EXERCISE AIM: When you write out the listing, keep every character and omit the pictures.

THE DATA:
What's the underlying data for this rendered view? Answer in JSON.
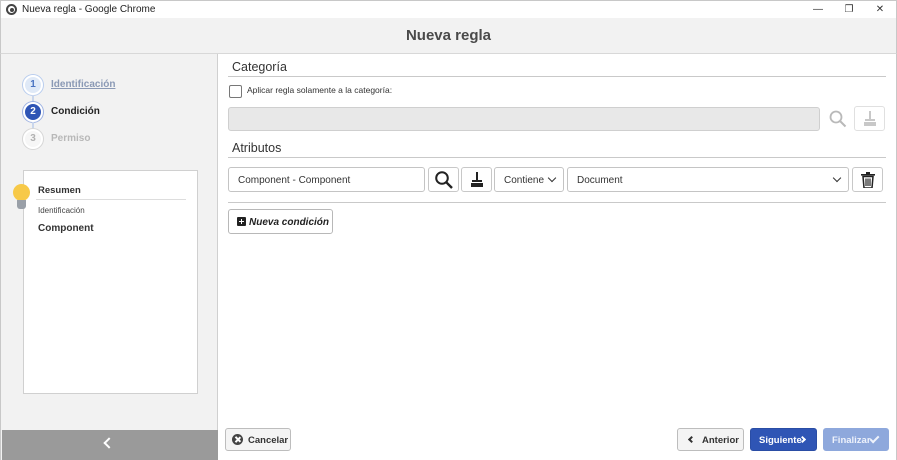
{
  "window": {
    "title": "Nueva regla - Google Chrome",
    "controls": [
      "minimize",
      "restore",
      "close"
    ]
  },
  "dialog": {
    "title": "Nueva regla"
  },
  "wizard": {
    "steps": [
      {
        "number": "1",
        "label": "Identificación",
        "state": "completed"
      },
      {
        "number": "2",
        "label": "Condición",
        "state": "active"
      },
      {
        "number": "3",
        "label": "Permiso",
        "state": "disabled"
      }
    ]
  },
  "summary": {
    "title": "Resumen",
    "field_label": "Identificación",
    "field_value": "Component",
    "icon": "lightbulb-icon"
  },
  "category": {
    "section_title": "Categoría",
    "checkbox_label": "Aplicar regla solamente a la categoría:",
    "checkbox_checked": false,
    "value": ""
  },
  "attributes": {
    "section_title": "Atributos",
    "condition": {
      "attribute_value": "Component - Component",
      "operator": "Contiene",
      "value": "Document"
    }
  },
  "actions": {
    "new_condition": "Nueva condición",
    "cancel": "Cancelar",
    "previous": "Anterior",
    "next": "Siguiente",
    "finish": "Finalizar"
  },
  "colors": {
    "primary": "#2f55b5",
    "primary_disabled": "#8ea8dc",
    "sidebar_bg": "#f2f2f2",
    "collapse_bar": "#9a9a9a",
    "lightbulb": "#f7c948"
  }
}
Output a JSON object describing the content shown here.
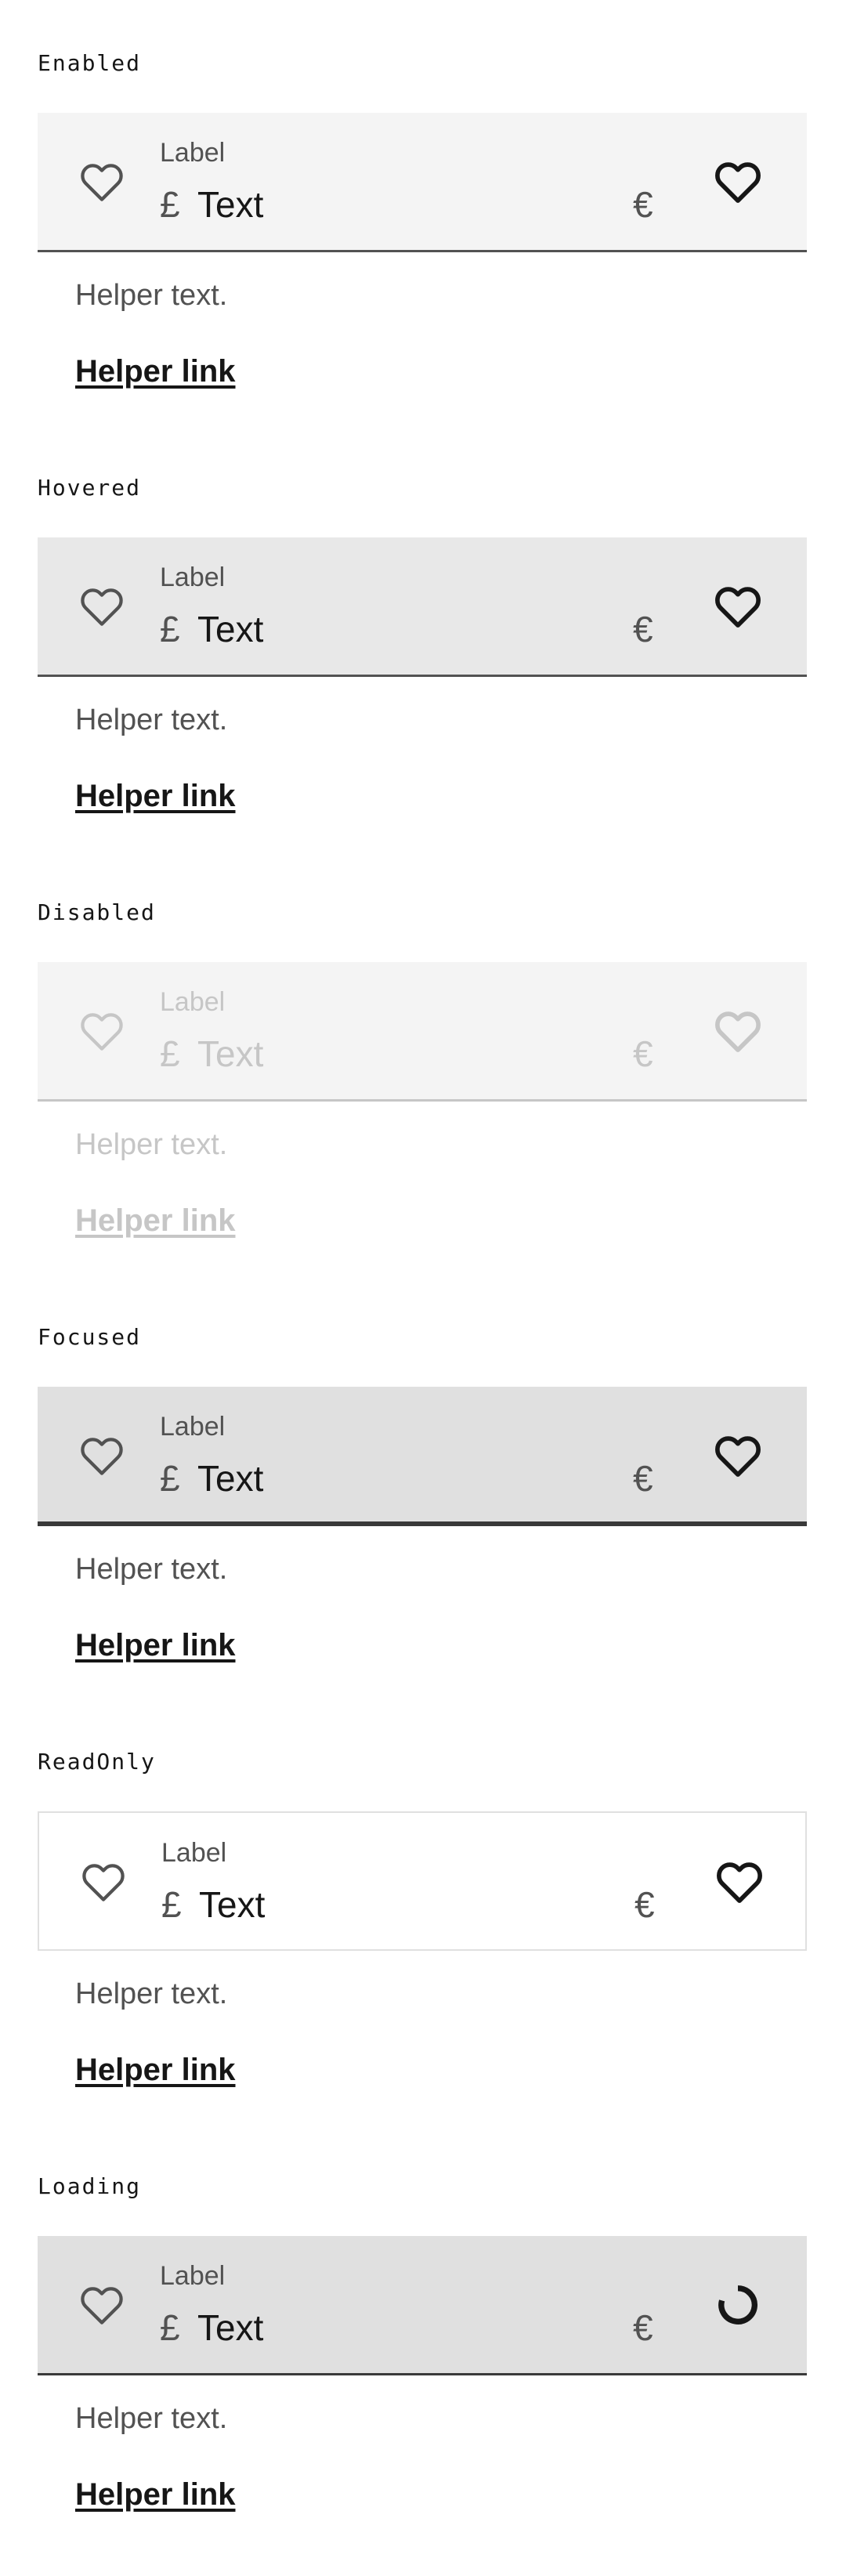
{
  "icons": {
    "lead": "heart-outline-icon",
    "trail": "heart-outline-icon",
    "loading": "spinner-icon"
  },
  "colors": {
    "text": "#161616",
    "secondary": "#525252",
    "disabled": "#c6c6c6",
    "hover_bg": "#e8e8e8",
    "field_bg": "#f4f4f4",
    "focus_bg": "#e0e0e0"
  },
  "states": [
    {
      "name": "Enabled",
      "label": "Label",
      "prefix": "£",
      "value": "Text",
      "suffix": "€",
      "helper_text": "Helper text.",
      "helper_link": "Helper link"
    },
    {
      "name": "Hovered",
      "label": "Label",
      "prefix": "£",
      "value": "Text",
      "suffix": "€",
      "helper_text": "Helper text.",
      "helper_link": "Helper link"
    },
    {
      "name": "Disabled",
      "label": "Label",
      "prefix": "£",
      "value": "Text",
      "suffix": "€",
      "helper_text": "Helper text.",
      "helper_link": "Helper link"
    },
    {
      "name": "Focused",
      "label": "Label",
      "prefix": "£",
      "value": "Text",
      "suffix": "€",
      "helper_text": "Helper text.",
      "helper_link": "Helper link"
    },
    {
      "name": "ReadOnly",
      "label": "Label",
      "prefix": "£",
      "value": "Text",
      "suffix": "€",
      "helper_text": "Helper text.",
      "helper_link": "Helper link"
    },
    {
      "name": "Loading",
      "label": "Label",
      "prefix": "£",
      "value": "Text",
      "suffix": "€",
      "helper_text": "Helper text.",
      "helper_link": "Helper link"
    }
  ]
}
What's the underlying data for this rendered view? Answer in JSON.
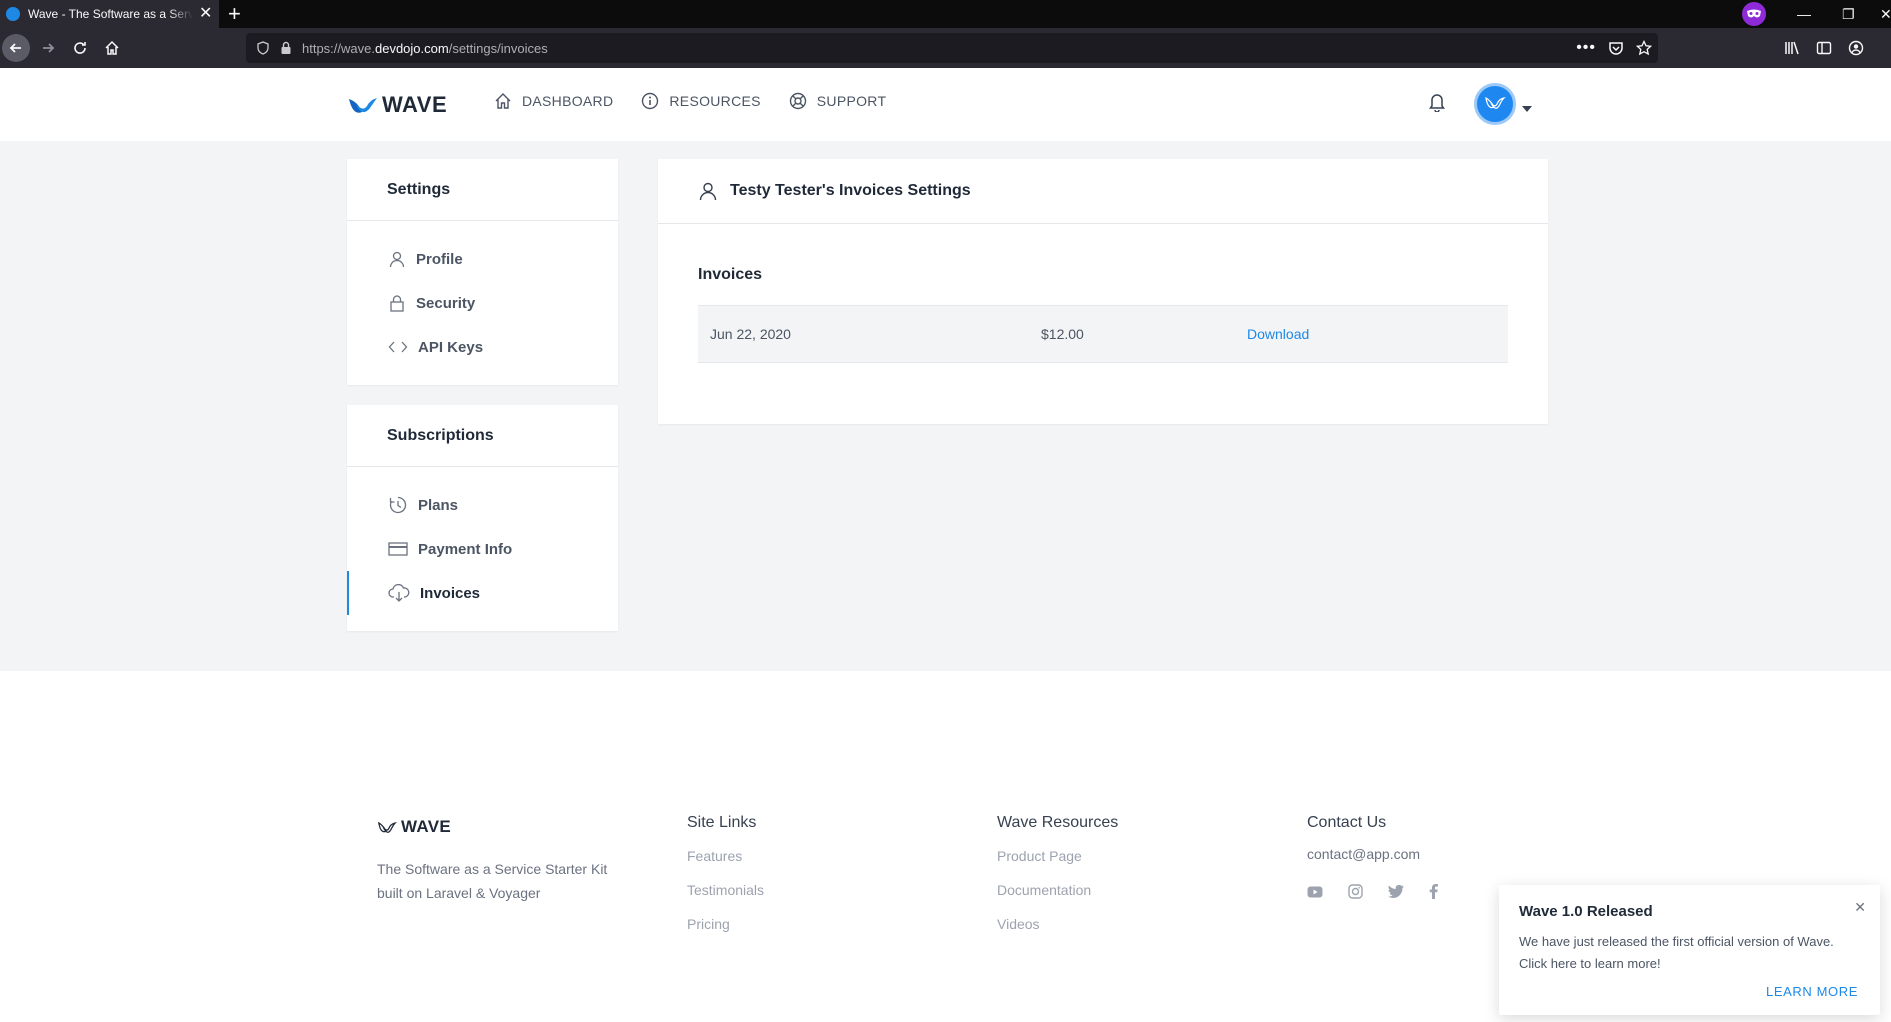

ANSWER SPACE:
What's the underlying data for this rendered view? Answer in JSON.
{
  "window": {
    "title": "Nueva regla - Google Chrome",
    "controls": [
      "minimize",
      "restore",
      "close"
    ]
  },
  "dialog": {
    "title": "Nueva regla"
  },
  "wizard": {
    "steps": [
      {
        "number": "1",
        "label": "Identificación",
        "state": "completed"
      },
      {
        "number": "2",
        "label": "Condición",
        "state": "active"
      },
      {
        "number": "3",
        "label": "Permiso",
        "state": "disabled"
      }
    ]
  },
  "summary": {
    "title": "Resumen",
    "field_label": "Identificación",
    "field_value": "Component",
    "icon": "lightbulb-icon"
  },
  "category": {
    "section_title": "Categoría",
    "checkbox_label": "Aplicar regla solamente a la categoría:",
    "checkbox_checked": false,
    "value": ""
  },
  "attributes": {
    "section_title": "Atributos",
    "condition": {
      "attribute_value": "Component - Component",
      "operator": "Contiene",
      "value": "Document"
    }
  },
  "actions": {
    "new_condition": "Nueva condición",
    "cancel": "Cancelar",
    "previous": "Anterior",
    "next": "Siguiente",
    "finish": "Finalizar"
  },
  "colors": {
    "primary": "#2f55b5",
    "primary_disabled": "#8ea8dc",
    "sidebar_bg": "#f2f2f2",
    "collapse_bar": "#9a9a9a",
    "lightbulb": "#f7c948"
  }
}
Output a JSON object describing the content shown here.
{
  "icons": {
    "lead": "heart-outline-icon",
    "trail": "heart-outline-icon",
    "loading": "spinner-icon"
  },
  "colors": {
    "text": "#161616",
    "secondary": "#525252",
    "disabled": "#c6c6c6",
    "hover_bg": "#e8e8e8",
    "field_bg": "#f4f4f4",
    "focus_bg": "#e0e0e0"
  },
  "states": [
    {
      "name": "Enabled",
      "label": "Label",
      "prefix": "£",
      "value": "Text",
      "suffix": "€",
      "helper_text": "Helper text.",
      "helper_link": "Helper link"
    },
    {
      "name": "Hovered",
      "label": "Label",
      "prefix": "£",
      "value": "Text",
      "suffix": "€",
      "helper_text": "Helper text.",
      "helper_link": "Helper link"
    },
    {
      "name": "Disabled",
      "label": "Label",
      "prefix": "£",
      "value": "Text",
      "suffix": "€",
      "helper_text": "Helper text.",
      "helper_link": "Helper link"
    },
    {
      "name": "Focused",
      "label": "Label",
      "prefix": "£",
      "value": "Text",
      "suffix": "€",
      "helper_text": "Helper text.",
      "helper_link": "Helper link"
    },
    {
      "name": "ReadOnly",
      "label": "Label",
      "prefix": "£",
      "value": "Text",
      "suffix": "€",
      "helper_text": "Helper text.",
      "helper_link": "Helper link"
    },
    {
      "name": "Loading",
      "label": "Label",
      "prefix": "£",
      "value": "Text",
      "suffix": "€",
      "helper_text": "Helper text.",
      "helper_link": "Helper link"
    }
  ]
}
What's the underlying data for this rendered view? Answer in JSON.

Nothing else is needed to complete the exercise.